## Source information
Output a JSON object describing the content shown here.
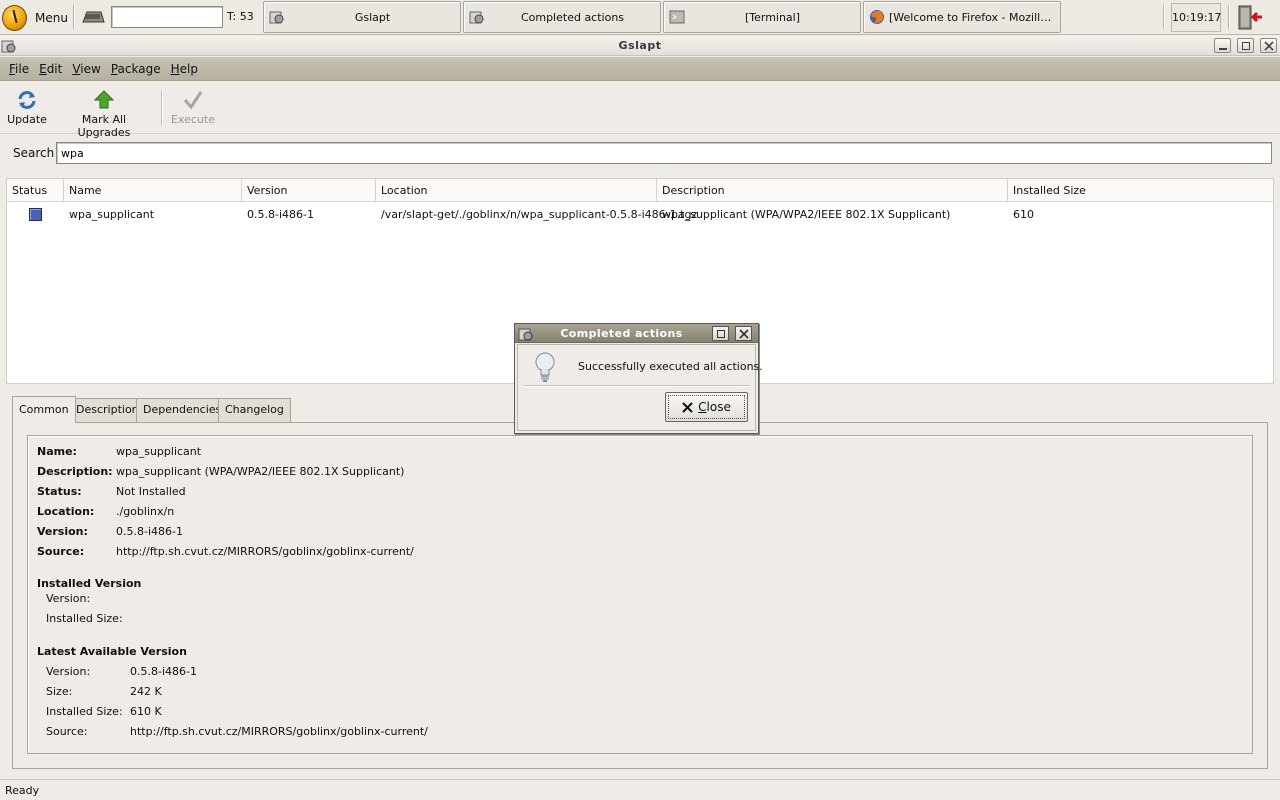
{
  "taskbar": {
    "menu_label": "Menu",
    "tasks_count": "T: 53",
    "run_value": "",
    "tasks": [
      {
        "label": "Gslapt",
        "icon": "gslapt-icon"
      },
      {
        "label": "Completed actions",
        "icon": "gslapt-icon"
      },
      {
        "label": "[Terminal]",
        "icon": "terminal-icon"
      },
      {
        "label": "[Welcome to Firefox - Mozilla Fir...",
        "icon": "firefox-icon"
      }
    ],
    "clock": "10:19:17"
  },
  "window": {
    "title": "Gslapt"
  },
  "menubar": {
    "items": [
      {
        "accel": "F",
        "rest": "ile"
      },
      {
        "accel": "E",
        "rest": "dit"
      },
      {
        "accel": "V",
        "rest": "iew"
      },
      {
        "accel": "P",
        "rest": "ackage"
      },
      {
        "accel": "H",
        "rest": "elp"
      }
    ]
  },
  "toolbar": {
    "update_label": "Update",
    "mark_all_label": "Mark All Upgrades",
    "execute_label": "Execute"
  },
  "search": {
    "label": "Search",
    "value": "wpa"
  },
  "package_list": {
    "columns": [
      "Status",
      "Name",
      "Version",
      "Location",
      "Description",
      "Installed Size"
    ],
    "rows": [
      {
        "status": "not-installed",
        "name": "wpa_supplicant",
        "version": "0.5.8-i486-1",
        "location": "/var/slapt-get/./goblinx/n/wpa_supplicant-0.5.8-i486-1.tgz",
        "description": "wpa_supplicant (WPA/WPA2/IEEE 802.1X Supplicant)",
        "installed_size": "610"
      }
    ]
  },
  "tabs": [
    "Common",
    "Description",
    "Dependencies",
    "Changelog"
  ],
  "details": {
    "name_label": "Name:",
    "name": "wpa_supplicant",
    "description_label": "Description:",
    "description": "wpa_supplicant (WPA/WPA2/IEEE 802.1X Supplicant)",
    "status_label": "Status:",
    "status": "Not Installed",
    "location_label": "Location:",
    "location": "./goblinx/n",
    "version_label": "Version:",
    "version": "0.5.8-i486-1",
    "source_label": "Source:",
    "source": "http://ftp.sh.cvut.cz/MIRRORS/goblinx/goblinx-current/",
    "installed_heading": "Installed Version",
    "installed_version_label": "Version:",
    "installed_version": "",
    "installed_size_label": "Installed Size:",
    "installed_size": "",
    "latest_heading": "Latest Available Version",
    "latest_version_label": "Version:",
    "latest_version": "0.5.8-i486-1",
    "latest_size_label": "Size:",
    "latest_size": "242 K",
    "latest_installed_size_label": "Installed Size:",
    "latest_installed_size": "610 K",
    "latest_source_label": "Source:",
    "latest_source": "http://ftp.sh.cvut.cz/MIRRORS/goblinx/goblinx-current/"
  },
  "statusbar": {
    "text": "Ready"
  },
  "dialog": {
    "title": "Completed actions",
    "message": "Successfully executed all actions.",
    "close_accel": "C",
    "close_rest": "lose"
  },
  "colors": {
    "status_not_installed": "#4a62b8",
    "menubar": "#bdb8a8",
    "dialog_title": "#9a9584"
  }
}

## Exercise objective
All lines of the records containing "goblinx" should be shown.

## Written answer
        "location": "/var/slapt-get/./goblinx/n/wpa_supplicant-0.5.8-i486-1.tgz",
    "location": "./goblinx/n",
    "source": "http://ftp.sh.cvut.cz/MIRRORS/goblinx/goblinx-current/",
    "latest_source": "http://ftp.sh.cvut.cz/MIRRORS/goblinx/goblinx-current/"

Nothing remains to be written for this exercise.